Directions:
Copy the data exactly. Images are to be left out.

---

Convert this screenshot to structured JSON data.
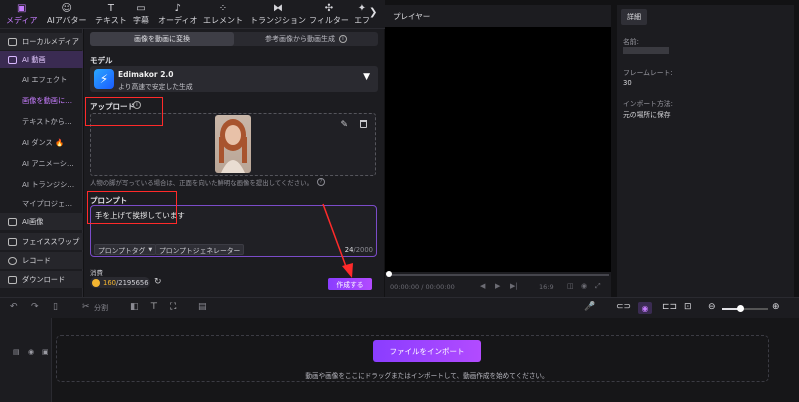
{
  "toolbar": {
    "tools": [
      {
        "icon": "media-icon",
        "glyph": "▣",
        "label": "メディア"
      },
      {
        "icon": "ai-avatar-icon",
        "glyph": "☺",
        "label": "AIアバター"
      },
      {
        "icon": "text-icon",
        "glyph": "T",
        "label": "テキスト"
      },
      {
        "icon": "caption-icon",
        "glyph": "▭",
        "label": "字幕"
      },
      {
        "icon": "audio-icon",
        "glyph": "♪",
        "label": "オーディオ"
      },
      {
        "icon": "element-icon",
        "glyph": "⁘",
        "label": "エレメント"
      },
      {
        "icon": "transition-icon",
        "glyph": "⧓",
        "label": "トランジション"
      },
      {
        "icon": "filter-icon",
        "glyph": "✣",
        "label": "フィルター"
      },
      {
        "icon": "effect-icon",
        "glyph": "✦",
        "label": "エフ"
      }
    ],
    "next_glyph": "❯"
  },
  "sidebar": {
    "items": [
      {
        "label": "ローカルメディア",
        "kind": "group"
      },
      {
        "label": "AI 動画",
        "kind": "group-selected"
      },
      {
        "label": "AI エフェクト",
        "kind": "sub"
      },
      {
        "label": "画像を動画に...",
        "kind": "sub-selected"
      },
      {
        "label": "テキストから...",
        "kind": "sub"
      },
      {
        "label": "AI ダンス 🔥",
        "kind": "sub"
      },
      {
        "label": "AI アニメーシ...",
        "kind": "sub"
      },
      {
        "label": "AI トランジシ...",
        "kind": "sub"
      },
      {
        "label": "マイプロジェ...",
        "kind": "sub"
      },
      {
        "label": "AI画像",
        "kind": "group"
      },
      {
        "label": "フェイススワップ",
        "kind": "group"
      },
      {
        "label": "レコード",
        "kind": "group"
      },
      {
        "label": "ダウンロード",
        "kind": "group"
      }
    ]
  },
  "panel": {
    "tabs": [
      "画像を動画に変換",
      "参考画像から動画生成"
    ],
    "model_label": "モデル",
    "model_name": "Edimakor 2.0",
    "model_desc": "より高速で安定した生成",
    "upload_label": "アップロード",
    "upload_hint": "人物の脚が写っている場合は、正面を向いた鮮明な画像を提出してください。",
    "prompt_label": "プロンプト",
    "prompt_value": "手を上げて挨拶しています",
    "prompt_tag_btn": "プロンプトタグ",
    "prompt_gen_btn": "プロンプトジェネレーター",
    "char_count": "24",
    "char_max": "/2000",
    "cost_label": "消費",
    "credits_used": "160",
    "credits_total": "/2195656",
    "create_btn": "作成する"
  },
  "player": {
    "title": "プレイヤー",
    "time_current": "00:00:00",
    "time_total": "/ 00:00:00",
    "aspect": "16:9"
  },
  "details": {
    "tab": "詳細",
    "name_label": "名前:",
    "fps_label": "フレームレート:",
    "fps_value": "30",
    "import_label": "インポート方法:",
    "import_value": "元の場所に保存"
  },
  "timeline_toolbar": {
    "split_label": "分割"
  },
  "timeline": {
    "import_btn": "ファイルをインポート",
    "drop_hint": "動画や画像をここにドラッグまたはインポートして、動画作成を始めてください。"
  },
  "colors": {
    "accent": "#c77dff",
    "button_gradient_start": "#8a3dff",
    "button_gradient_end": "#b24bff",
    "highlight_red": "#ff2a2a"
  }
}
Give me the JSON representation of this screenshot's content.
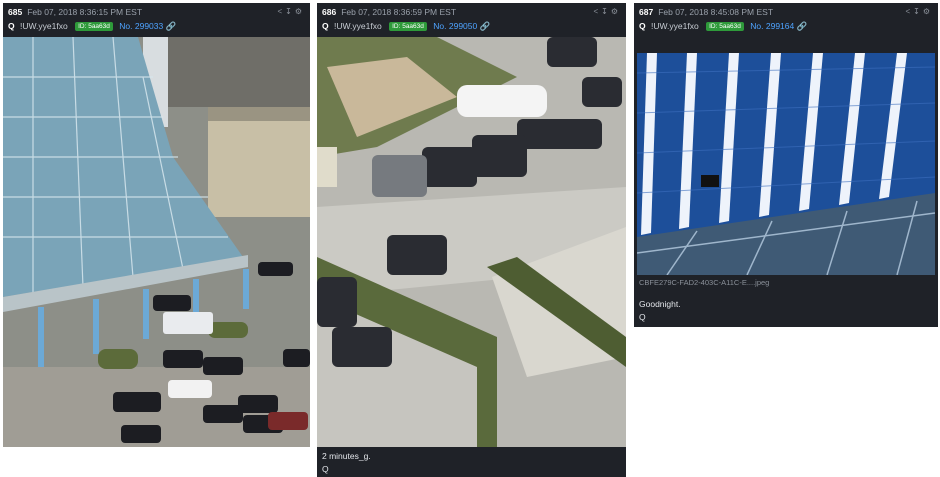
{
  "posts": [
    {
      "number": "685",
      "date": "Feb 07, 2018 8:36:15 PM EST",
      "author": "Q",
      "tripcode": "!UW.yye1fxo",
      "id_badge": "ID: 5aa63d",
      "post_no": "No. 299033",
      "tools": "< ⤓ ⚙"
    },
    {
      "number": "686",
      "date": "Feb 07, 2018 8:36:59 PM EST",
      "author": "Q",
      "tripcode": "!UW.yye1fxo",
      "id_badge": "ID: 5aa63d",
      "post_no": "No. 299050",
      "tools": "< ⤓ ⚙",
      "text_line1": "2 minutes_g.",
      "signature": "Q"
    },
    {
      "number": "687",
      "date": "Feb 07, 2018 8:45:08 PM EST",
      "author": "Q",
      "tripcode": "!UW.yye1fxo",
      "id_badge": "ID: 5aa63d",
      "post_no": "No. 299164",
      "tools": "< ⤓ ⚙",
      "filename": "CBFE279C-FAD2-403C-A11C-E....jpeg",
      "text_line1": "Goodnight.",
      "signature": "Q"
    }
  ],
  "colors": {
    "panel": "#1f2228",
    "link": "#4ea3ff",
    "badge": "#2e9a3a"
  }
}
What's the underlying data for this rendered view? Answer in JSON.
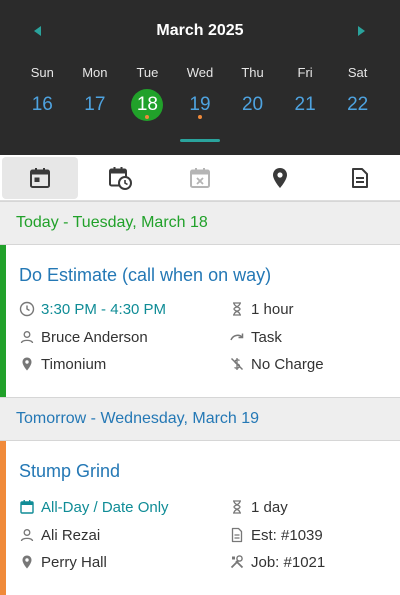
{
  "calendar": {
    "month_label": "March 2025",
    "days": [
      {
        "name": "Sun",
        "num": "16"
      },
      {
        "name": "Mon",
        "num": "17"
      },
      {
        "name": "Tue",
        "num": "18"
      },
      {
        "name": "Wed",
        "num": "19"
      },
      {
        "name": "Thu",
        "num": "20"
      },
      {
        "name": "Fri",
        "num": "21"
      },
      {
        "name": "Sat",
        "num": "22"
      }
    ],
    "selected_day": "18",
    "accent_color": "#2aa39c",
    "selected_color": "#21a12a",
    "event_dot_color": "#f08a3a"
  },
  "tabs": [
    {
      "icon": "calendar-day-icon",
      "active": true
    },
    {
      "icon": "calendar-clock-icon",
      "active": false
    },
    {
      "icon": "calendar-cancel-icon",
      "active": false
    },
    {
      "icon": "map-pin-icon",
      "active": false
    },
    {
      "icon": "document-icon",
      "active": false
    }
  ],
  "today_header": "Today - Tuesday, March 18",
  "tomorrow_header": "Tomorrow - Wednesday, March 19",
  "events": [
    {
      "title": "Do Estimate (call when on way)",
      "time": "3:30 PM - 4:30 PM",
      "duration": "1 hour",
      "person": "Bruce Anderson",
      "type": "Task",
      "location": "Timonium",
      "charge": "No Charge",
      "bar_color": "#21a12a"
    },
    {
      "title": "Stump Grind",
      "time": "All-Day / Date Only",
      "duration": "1 day",
      "person": "Ali Rezai",
      "estimate": "Est: #1039",
      "location": "Perry Hall",
      "job": "Job: #1021",
      "bar_color": "#f08a3a"
    }
  ]
}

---

Output below:
Convert this screenshot to structured JSON data.
{
  "toolbar": {
    "tools": [
      {
        "icon": "media-icon",
        "glyph": "▣",
        "label": "メディア"
      },
      {
        "icon": "ai-avatar-icon",
        "glyph": "☺",
        "label": "AIアバター"
      },
      {
        "icon": "text-icon",
        "glyph": "T",
        "label": "テキスト"
      },
      {
        "icon": "caption-icon",
        "glyph": "▭",
        "label": "字幕"
      },
      {
        "icon": "audio-icon",
        "glyph": "♪",
        "label": "オーディオ"
      },
      {
        "icon": "element-icon",
        "glyph": "⁘",
        "label": "エレメント"
      },
      {
        "icon": "transition-icon",
        "glyph": "⧓",
        "label": "トランジション"
      },
      {
        "icon": "filter-icon",
        "glyph": "✣",
        "label": "フィルター"
      },
      {
        "icon": "effect-icon",
        "glyph": "✦",
        "label": "エフ"
      }
    ],
    "next_glyph": "❯"
  },
  "sidebar": {
    "items": [
      {
        "label": "ローカルメディア",
        "kind": "group"
      },
      {
        "label": "AI 動画",
        "kind": "group-selected"
      },
      {
        "label": "AI エフェクト",
        "kind": "sub"
      },
      {
        "label": "画像を動画に...",
        "kind": "sub-selected"
      },
      {
        "label": "テキストから...",
        "kind": "sub"
      },
      {
        "label": "AI ダンス 🔥",
        "kind": "sub"
      },
      {
        "label": "AI アニメーシ...",
        "kind": "sub"
      },
      {
        "label": "AI トランジシ...",
        "kind": "sub"
      },
      {
        "label": "マイプロジェ...",
        "kind": "sub"
      },
      {
        "label": "AI画像",
        "kind": "group"
      },
      {
        "label": "フェイススワップ",
        "kind": "group"
      },
      {
        "label": "レコード",
        "kind": "group"
      },
      {
        "label": "ダウンロード",
        "kind": "group"
      }
    ]
  },
  "panel": {
    "tabs": [
      "画像を動画に変換",
      "参考画像から動画生成"
    ],
    "model_label": "モデル",
    "model_name": "Edimakor 2.0",
    "model_desc": "より高速で安定した生成",
    "upload_label": "アップロード",
    "upload_hint": "人物の脚が写っている場合は、正面を向いた鮮明な画像を提出してください。",
    "prompt_label": "プロンプト",
    "prompt_value": "手を上げて挨拶しています",
    "prompt_tag_btn": "プロンプトタグ",
    "prompt_gen_btn": "プロンプトジェネレーター",
    "char_count": "24",
    "char_max": "/2000",
    "cost_label": "消費",
    "credits_used": "160",
    "credits_total": "/2195656",
    "create_btn": "作成する"
  },
  "player": {
    "title": "プレイヤー",
    "time_current": "00:00:00",
    "time_total": "/ 00:00:00",
    "aspect": "16:9"
  },
  "details": {
    "tab": "詳細",
    "name_label": "名前:",
    "fps_label": "フレームレート:",
    "fps_value": "30",
    "import_label": "インポート方法:",
    "import_value": "元の場所に保存"
  },
  "timeline_toolbar": {
    "split_label": "分割"
  },
  "timeline": {
    "import_btn": "ファイルをインポート",
    "drop_hint": "動画や画像をここにドラッグまたはインポートして、動画作成を始めてください。"
  },
  "colors": {
    "accent": "#c77dff",
    "button_gradient_start": "#8a3dff",
    "button_gradient_end": "#b24bff",
    "highlight_red": "#ff2a2a"
  }
}
Give me the JSON representation of this screenshot's content.
{
  "posts": [
    {
      "number": "685",
      "date": "Feb 07, 2018 8:36:15 PM EST",
      "author": "Q",
      "tripcode": "!UW.yye1fxo",
      "id_badge": "ID: 5aa63d",
      "post_no": "No. 299033",
      "tools": "< ⤓ ⚙"
    },
    {
      "number": "686",
      "date": "Feb 07, 2018 8:36:59 PM EST",
      "author": "Q",
      "tripcode": "!UW.yye1fxo",
      "id_badge": "ID: 5aa63d",
      "post_no": "No. 299050",
      "tools": "< ⤓ ⚙",
      "text_line1": "2 minutes_g.",
      "signature": "Q"
    },
    {
      "number": "687",
      "date": "Feb 07, 2018 8:45:08 PM EST",
      "author": "Q",
      "tripcode": "!UW.yye1fxo",
      "id_badge": "ID: 5aa63d",
      "post_no": "No. 299164",
      "tools": "< ⤓ ⚙",
      "filename": "CBFE279C-FAD2-403C-A11C-E....jpeg",
      "text_line1": "Goodnight.",
      "signature": "Q"
    }
  ],
  "colors": {
    "panel": "#1f2228",
    "link": "#4ea3ff",
    "badge": "#2e9a3a"
  }
}
What's the underlying data for this rendered view? Answer in JSON.
{
  "calendar": {
    "month_label": "March 2025",
    "days": [
      {
        "name": "Sun",
        "num": "16"
      },
      {
        "name": "Mon",
        "num": "17"
      },
      {
        "name": "Tue",
        "num": "18"
      },
      {
        "name": "Wed",
        "num": "19"
      },
      {
        "name": "Thu",
        "num": "20"
      },
      {
        "name": "Fri",
        "num": "21"
      },
      {
        "name": "Sat",
        "num": "22"
      }
    ],
    "selected_day": "18",
    "accent_color": "#2aa39c",
    "selected_color": "#21a12a",
    "event_dot_color": "#f08a3a"
  },
  "tabs": [
    {
      "icon": "calendar-day-icon",
      "active": true
    },
    {
      "icon": "calendar-clock-icon",
      "active": false
    },
    {
      "icon": "calendar-cancel-icon",
      "active": false
    },
    {
      "icon": "map-pin-icon",
      "active": false
    },
    {
      "icon": "document-icon",
      "active": false
    }
  ],
  "today_header": "Today - Tuesday, March 18",
  "tomorrow_header": "Tomorrow - Wednesday, March 19",
  "events": [
    {
      "title": "Do Estimate (call when on way)",
      "time": "3:30 PM - 4:30 PM",
      "duration": "1 hour",
      "person": "Bruce Anderson",
      "type": "Task",
      "location": "Timonium",
      "charge": "No Charge",
      "bar_color": "#21a12a"
    },
    {
      "title": "Stump Grind",
      "time": "All-Day / Date Only",
      "duration": "1 day",
      "person": "Ali Rezai",
      "estimate": "Est: #1039",
      "location": "Perry Hall",
      "job": "Job: #1021",
      "bar_color": "#f08a3a"
    }
  ]
}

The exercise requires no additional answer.